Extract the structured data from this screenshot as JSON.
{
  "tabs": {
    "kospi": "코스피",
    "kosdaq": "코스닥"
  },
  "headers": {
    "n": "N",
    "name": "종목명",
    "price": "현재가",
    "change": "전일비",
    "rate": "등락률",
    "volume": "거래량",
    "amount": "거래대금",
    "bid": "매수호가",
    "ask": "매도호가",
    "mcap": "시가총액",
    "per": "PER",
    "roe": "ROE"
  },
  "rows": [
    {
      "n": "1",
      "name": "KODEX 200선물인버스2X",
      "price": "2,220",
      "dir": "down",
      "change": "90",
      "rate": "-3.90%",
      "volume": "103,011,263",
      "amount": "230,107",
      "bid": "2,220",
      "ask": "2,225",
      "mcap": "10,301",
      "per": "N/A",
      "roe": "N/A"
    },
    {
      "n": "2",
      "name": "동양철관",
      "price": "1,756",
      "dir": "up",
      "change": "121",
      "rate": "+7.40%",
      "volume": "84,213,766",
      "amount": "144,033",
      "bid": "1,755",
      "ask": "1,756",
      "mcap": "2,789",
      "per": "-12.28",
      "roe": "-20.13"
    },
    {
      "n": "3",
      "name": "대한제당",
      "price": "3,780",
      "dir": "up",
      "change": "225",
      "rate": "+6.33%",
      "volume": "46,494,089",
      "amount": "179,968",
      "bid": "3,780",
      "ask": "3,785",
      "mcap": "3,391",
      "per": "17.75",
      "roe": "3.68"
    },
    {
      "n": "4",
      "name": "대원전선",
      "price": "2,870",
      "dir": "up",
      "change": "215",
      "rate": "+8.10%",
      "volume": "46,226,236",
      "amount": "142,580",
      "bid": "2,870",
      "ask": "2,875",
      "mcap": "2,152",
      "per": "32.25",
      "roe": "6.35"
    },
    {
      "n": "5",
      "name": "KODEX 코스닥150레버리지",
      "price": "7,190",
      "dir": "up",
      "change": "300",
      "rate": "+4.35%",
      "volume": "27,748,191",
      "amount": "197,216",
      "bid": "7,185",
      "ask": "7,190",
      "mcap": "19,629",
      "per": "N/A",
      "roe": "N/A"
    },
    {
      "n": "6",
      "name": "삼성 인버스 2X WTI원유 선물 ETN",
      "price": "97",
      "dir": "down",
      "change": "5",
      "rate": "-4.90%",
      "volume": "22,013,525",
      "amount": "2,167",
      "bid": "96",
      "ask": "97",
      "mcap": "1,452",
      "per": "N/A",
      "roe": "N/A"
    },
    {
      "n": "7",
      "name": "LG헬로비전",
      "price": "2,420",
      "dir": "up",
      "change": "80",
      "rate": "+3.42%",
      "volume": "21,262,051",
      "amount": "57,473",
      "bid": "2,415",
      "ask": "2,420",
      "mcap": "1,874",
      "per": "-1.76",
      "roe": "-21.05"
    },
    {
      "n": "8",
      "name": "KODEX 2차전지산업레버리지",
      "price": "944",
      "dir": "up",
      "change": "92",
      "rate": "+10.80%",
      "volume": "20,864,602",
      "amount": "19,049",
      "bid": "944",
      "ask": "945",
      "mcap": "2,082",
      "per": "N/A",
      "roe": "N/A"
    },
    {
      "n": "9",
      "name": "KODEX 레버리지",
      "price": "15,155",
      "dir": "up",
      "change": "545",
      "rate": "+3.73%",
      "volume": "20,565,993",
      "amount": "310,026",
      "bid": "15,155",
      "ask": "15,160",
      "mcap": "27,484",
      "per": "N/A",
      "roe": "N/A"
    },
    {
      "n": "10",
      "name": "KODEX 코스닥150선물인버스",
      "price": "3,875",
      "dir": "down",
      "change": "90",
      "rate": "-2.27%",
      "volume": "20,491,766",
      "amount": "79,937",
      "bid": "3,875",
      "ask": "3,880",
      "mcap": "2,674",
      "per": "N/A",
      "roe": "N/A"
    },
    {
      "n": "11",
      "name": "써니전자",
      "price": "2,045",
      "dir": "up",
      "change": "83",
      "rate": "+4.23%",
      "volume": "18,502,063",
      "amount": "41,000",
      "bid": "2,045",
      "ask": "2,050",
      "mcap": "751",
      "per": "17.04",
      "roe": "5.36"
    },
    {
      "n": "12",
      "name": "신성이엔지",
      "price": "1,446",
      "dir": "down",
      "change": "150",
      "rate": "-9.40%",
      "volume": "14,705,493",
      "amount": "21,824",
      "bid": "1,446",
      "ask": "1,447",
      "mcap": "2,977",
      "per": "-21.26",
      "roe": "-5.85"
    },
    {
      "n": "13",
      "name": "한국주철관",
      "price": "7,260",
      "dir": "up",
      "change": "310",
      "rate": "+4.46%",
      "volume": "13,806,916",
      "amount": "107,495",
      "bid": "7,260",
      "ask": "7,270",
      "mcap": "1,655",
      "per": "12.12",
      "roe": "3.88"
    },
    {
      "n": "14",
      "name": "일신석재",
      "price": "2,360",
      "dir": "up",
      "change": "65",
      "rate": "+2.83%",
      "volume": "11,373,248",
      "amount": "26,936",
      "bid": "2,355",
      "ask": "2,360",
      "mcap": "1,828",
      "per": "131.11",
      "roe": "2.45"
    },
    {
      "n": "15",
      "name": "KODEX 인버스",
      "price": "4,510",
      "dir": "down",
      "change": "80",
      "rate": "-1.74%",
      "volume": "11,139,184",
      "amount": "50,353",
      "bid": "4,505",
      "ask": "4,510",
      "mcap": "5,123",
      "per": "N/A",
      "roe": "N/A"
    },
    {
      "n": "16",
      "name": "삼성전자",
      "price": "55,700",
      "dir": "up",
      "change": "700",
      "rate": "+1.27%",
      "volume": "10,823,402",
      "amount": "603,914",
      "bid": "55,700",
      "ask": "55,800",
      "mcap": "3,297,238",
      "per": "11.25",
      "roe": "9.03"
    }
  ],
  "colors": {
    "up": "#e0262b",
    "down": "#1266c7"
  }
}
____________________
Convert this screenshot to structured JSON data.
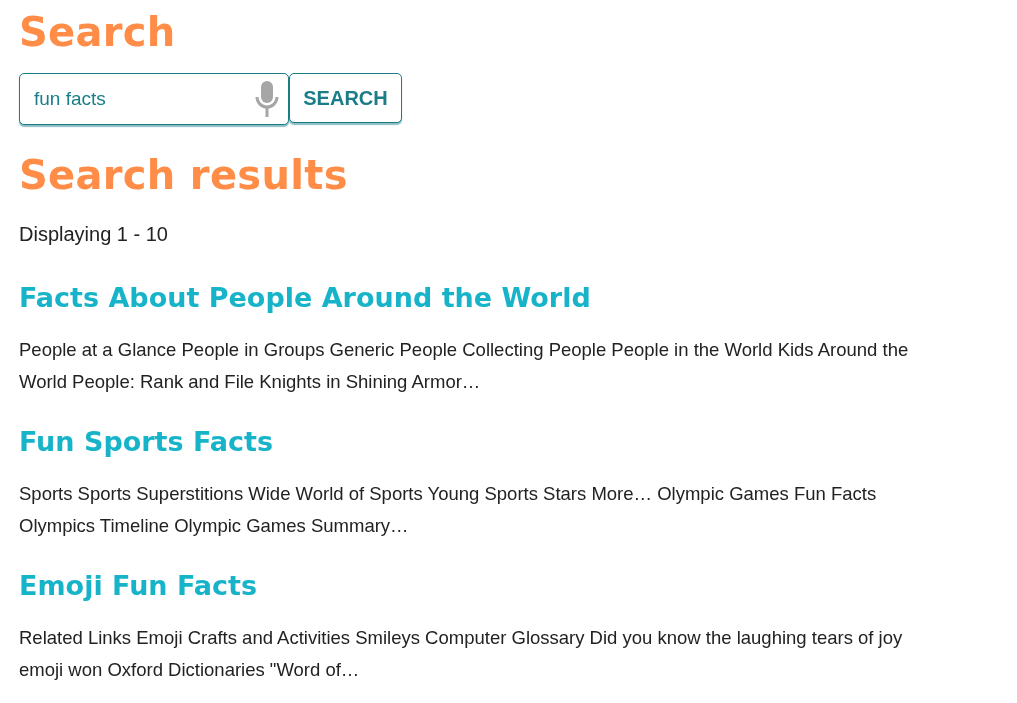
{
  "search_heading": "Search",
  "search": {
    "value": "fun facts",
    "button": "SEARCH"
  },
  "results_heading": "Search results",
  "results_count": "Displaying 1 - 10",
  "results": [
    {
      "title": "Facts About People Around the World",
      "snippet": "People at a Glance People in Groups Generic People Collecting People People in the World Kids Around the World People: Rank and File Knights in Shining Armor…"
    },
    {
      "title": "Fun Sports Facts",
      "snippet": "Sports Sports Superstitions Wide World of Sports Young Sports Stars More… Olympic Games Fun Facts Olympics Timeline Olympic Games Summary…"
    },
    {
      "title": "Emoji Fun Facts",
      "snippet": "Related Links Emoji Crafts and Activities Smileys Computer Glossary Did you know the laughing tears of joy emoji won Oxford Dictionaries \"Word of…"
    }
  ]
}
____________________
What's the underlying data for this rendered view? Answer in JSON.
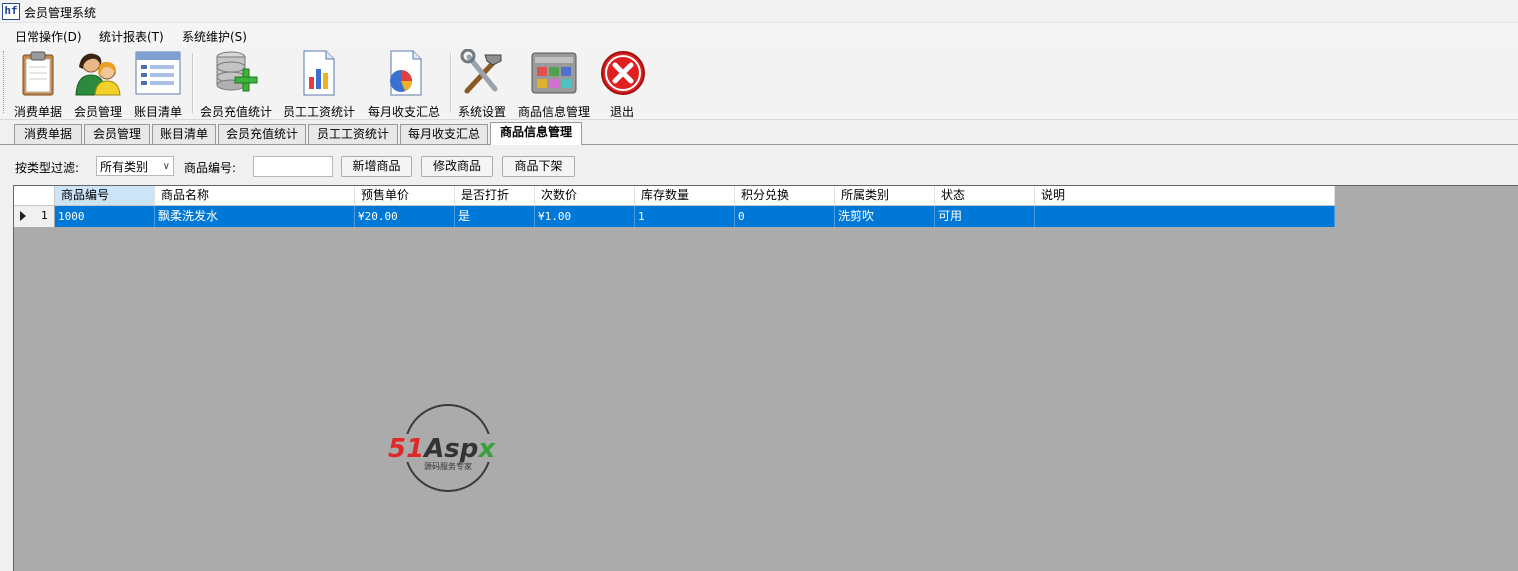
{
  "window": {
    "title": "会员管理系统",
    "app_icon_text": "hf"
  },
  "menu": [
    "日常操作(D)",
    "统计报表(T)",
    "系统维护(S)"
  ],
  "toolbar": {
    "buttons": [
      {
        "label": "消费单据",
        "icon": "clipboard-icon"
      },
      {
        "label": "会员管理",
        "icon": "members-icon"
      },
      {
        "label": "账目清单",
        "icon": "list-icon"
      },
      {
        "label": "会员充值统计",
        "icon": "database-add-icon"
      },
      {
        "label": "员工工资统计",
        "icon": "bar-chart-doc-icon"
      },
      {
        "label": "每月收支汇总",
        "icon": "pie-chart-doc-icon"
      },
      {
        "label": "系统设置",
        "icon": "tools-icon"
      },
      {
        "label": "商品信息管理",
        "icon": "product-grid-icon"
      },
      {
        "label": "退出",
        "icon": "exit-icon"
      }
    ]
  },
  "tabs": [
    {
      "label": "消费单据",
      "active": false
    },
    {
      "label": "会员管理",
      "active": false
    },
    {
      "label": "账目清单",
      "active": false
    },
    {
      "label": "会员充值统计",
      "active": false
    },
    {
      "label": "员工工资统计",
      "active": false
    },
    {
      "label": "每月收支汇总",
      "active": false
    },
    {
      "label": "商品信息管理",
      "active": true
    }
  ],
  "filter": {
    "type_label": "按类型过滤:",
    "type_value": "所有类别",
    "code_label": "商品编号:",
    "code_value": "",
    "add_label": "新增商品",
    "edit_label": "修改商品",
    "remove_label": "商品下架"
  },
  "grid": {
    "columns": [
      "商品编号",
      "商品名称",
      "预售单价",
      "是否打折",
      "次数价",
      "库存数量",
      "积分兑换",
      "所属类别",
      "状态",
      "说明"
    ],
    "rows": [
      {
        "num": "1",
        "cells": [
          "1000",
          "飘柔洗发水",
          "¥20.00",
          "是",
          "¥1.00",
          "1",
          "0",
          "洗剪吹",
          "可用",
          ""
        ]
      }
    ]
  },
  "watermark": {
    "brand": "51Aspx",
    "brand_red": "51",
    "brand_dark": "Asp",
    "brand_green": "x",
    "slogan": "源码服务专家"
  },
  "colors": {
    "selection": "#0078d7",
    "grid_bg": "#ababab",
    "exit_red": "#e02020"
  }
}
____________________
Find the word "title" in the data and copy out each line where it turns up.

      "title": "Facts About People Around the World",
      "title": "Fun Sports Facts",
      "title": "Emoji Fun Facts",
    "title": "会员管理系统",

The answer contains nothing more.